■ Problem description: Write out every line below that includes the word "meta".

■ Provided data:
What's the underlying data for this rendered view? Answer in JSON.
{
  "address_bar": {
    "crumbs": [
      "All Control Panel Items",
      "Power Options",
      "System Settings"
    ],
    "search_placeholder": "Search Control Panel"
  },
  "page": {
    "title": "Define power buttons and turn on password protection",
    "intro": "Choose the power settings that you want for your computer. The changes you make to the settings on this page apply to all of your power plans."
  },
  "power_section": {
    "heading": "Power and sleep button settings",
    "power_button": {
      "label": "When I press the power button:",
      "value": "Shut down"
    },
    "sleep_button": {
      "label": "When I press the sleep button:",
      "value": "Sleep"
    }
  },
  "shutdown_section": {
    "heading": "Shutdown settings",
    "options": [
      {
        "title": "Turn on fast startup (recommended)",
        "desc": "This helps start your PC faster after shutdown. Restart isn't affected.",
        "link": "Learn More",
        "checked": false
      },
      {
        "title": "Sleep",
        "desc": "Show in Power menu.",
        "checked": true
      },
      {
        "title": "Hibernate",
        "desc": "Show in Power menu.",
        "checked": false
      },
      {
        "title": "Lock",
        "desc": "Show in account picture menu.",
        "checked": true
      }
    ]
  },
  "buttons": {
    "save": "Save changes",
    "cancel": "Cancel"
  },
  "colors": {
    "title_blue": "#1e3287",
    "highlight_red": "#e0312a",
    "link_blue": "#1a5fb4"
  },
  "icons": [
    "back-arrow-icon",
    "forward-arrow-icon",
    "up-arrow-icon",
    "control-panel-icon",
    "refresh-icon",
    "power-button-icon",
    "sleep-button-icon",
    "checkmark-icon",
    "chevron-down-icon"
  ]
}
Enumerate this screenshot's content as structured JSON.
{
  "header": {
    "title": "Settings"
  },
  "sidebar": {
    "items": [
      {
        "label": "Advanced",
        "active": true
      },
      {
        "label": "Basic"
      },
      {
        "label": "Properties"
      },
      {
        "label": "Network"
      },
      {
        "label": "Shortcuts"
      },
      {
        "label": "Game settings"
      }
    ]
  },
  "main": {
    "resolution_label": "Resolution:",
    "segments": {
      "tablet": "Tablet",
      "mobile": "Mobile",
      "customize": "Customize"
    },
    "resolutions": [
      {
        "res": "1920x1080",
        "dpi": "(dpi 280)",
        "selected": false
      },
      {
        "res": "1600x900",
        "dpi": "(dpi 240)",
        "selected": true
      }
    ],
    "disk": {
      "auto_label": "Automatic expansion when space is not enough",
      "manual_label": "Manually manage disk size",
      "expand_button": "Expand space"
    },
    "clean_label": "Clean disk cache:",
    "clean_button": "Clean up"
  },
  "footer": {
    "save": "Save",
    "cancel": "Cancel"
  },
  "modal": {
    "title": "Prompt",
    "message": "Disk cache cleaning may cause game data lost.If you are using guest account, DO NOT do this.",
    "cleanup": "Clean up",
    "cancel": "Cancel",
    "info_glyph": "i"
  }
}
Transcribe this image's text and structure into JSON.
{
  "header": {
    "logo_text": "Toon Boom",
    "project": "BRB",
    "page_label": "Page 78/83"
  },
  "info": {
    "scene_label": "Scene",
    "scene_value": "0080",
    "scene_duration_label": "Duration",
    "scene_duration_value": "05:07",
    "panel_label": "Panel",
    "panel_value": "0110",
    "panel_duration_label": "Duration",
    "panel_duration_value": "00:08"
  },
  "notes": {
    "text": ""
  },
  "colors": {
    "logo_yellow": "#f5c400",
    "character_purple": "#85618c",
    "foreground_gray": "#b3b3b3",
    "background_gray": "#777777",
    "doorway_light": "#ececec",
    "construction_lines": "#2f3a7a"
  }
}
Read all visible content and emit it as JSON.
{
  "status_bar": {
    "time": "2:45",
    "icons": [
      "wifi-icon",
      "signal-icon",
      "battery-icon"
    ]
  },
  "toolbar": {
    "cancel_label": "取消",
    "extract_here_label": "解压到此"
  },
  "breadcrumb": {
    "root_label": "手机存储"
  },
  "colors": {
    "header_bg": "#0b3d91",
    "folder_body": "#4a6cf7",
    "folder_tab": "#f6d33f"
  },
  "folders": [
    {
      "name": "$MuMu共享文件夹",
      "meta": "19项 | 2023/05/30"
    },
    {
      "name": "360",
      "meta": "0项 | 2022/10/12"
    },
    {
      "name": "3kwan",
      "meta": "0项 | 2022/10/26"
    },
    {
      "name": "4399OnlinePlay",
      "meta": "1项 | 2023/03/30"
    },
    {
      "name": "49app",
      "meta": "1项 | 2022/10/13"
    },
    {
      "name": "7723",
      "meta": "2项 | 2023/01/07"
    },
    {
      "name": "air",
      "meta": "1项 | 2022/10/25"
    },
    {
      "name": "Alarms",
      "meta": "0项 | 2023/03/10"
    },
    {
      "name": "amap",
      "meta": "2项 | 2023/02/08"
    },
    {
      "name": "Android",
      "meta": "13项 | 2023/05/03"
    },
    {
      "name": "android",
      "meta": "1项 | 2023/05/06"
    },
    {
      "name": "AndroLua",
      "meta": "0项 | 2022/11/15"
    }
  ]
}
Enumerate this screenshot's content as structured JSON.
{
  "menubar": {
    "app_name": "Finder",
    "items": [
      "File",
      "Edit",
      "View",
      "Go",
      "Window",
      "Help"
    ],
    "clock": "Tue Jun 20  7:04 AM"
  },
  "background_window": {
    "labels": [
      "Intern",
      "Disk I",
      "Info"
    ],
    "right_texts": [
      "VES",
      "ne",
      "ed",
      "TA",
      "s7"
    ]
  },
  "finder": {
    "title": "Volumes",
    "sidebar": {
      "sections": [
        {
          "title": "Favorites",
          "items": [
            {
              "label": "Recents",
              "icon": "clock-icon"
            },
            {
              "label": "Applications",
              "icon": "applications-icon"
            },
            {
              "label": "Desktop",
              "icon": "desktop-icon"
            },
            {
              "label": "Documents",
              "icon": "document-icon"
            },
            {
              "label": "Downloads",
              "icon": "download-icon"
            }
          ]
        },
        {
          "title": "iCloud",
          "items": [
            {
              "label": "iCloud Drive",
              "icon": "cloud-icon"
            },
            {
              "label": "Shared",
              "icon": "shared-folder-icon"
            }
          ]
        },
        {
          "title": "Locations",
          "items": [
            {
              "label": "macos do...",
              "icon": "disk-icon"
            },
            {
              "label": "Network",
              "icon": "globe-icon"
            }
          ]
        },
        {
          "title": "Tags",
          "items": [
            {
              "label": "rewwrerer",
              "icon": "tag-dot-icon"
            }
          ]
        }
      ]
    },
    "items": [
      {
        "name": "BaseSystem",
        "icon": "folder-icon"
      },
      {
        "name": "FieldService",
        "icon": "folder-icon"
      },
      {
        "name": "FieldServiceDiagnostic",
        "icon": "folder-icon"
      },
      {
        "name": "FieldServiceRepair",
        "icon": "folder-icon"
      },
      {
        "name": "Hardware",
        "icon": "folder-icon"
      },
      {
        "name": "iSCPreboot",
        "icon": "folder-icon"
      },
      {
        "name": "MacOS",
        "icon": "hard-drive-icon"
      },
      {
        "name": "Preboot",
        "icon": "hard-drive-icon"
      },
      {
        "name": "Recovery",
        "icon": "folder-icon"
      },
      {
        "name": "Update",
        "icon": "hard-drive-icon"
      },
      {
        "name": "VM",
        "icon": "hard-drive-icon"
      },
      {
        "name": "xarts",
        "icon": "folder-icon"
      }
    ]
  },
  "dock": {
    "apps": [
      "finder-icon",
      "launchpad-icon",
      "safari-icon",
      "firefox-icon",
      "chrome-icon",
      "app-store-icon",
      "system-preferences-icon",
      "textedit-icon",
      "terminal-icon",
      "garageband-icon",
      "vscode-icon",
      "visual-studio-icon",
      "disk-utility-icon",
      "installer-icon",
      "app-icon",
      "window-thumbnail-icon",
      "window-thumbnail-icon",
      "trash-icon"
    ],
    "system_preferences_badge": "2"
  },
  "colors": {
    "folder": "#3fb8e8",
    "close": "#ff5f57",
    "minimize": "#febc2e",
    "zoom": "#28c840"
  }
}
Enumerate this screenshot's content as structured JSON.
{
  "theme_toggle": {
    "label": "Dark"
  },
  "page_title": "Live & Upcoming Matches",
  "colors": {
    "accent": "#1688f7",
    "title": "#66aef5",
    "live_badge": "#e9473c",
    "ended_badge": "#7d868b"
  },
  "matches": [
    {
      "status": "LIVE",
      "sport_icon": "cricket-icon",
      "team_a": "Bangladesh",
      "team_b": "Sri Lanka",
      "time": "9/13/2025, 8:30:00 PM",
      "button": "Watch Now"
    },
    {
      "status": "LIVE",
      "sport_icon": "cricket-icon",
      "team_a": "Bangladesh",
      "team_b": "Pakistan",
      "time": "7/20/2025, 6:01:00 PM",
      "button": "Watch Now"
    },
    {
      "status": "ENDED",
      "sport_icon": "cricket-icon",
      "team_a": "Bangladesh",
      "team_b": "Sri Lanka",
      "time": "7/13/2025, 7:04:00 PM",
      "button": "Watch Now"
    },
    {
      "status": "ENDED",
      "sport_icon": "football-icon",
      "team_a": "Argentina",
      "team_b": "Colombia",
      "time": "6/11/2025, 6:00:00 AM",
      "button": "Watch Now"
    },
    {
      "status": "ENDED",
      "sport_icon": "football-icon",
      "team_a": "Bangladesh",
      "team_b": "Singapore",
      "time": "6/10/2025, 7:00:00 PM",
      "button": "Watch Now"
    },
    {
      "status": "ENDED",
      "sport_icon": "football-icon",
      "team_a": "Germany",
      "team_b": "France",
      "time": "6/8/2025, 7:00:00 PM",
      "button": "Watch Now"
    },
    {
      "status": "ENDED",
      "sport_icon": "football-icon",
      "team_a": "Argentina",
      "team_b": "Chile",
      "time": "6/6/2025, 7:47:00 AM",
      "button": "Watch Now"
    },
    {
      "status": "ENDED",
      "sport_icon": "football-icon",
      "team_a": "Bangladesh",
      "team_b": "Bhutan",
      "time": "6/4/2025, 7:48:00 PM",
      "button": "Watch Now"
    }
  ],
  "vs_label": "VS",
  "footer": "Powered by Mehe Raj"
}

■ Task answer:
      "meta": "19项 | 2023/05/30"
      "meta": "0项 | 2022/10/12"
      "meta": "0项 | 2022/10/26"
      "meta": "1项 | 2023/03/30"
      "meta": "1项 | 2022/10/13"
      "meta": "2项 | 2023/01/07"
      "meta": "1项 | 2022/10/25"
      "meta": "0项 | 2023/03/10"
      "meta": "2项 | 2023/02/08"
      "meta": "13项 | 2023/05/03"
      "meta": "1项 | 2023/05/06"
      "meta": "0项 | 2022/11/15"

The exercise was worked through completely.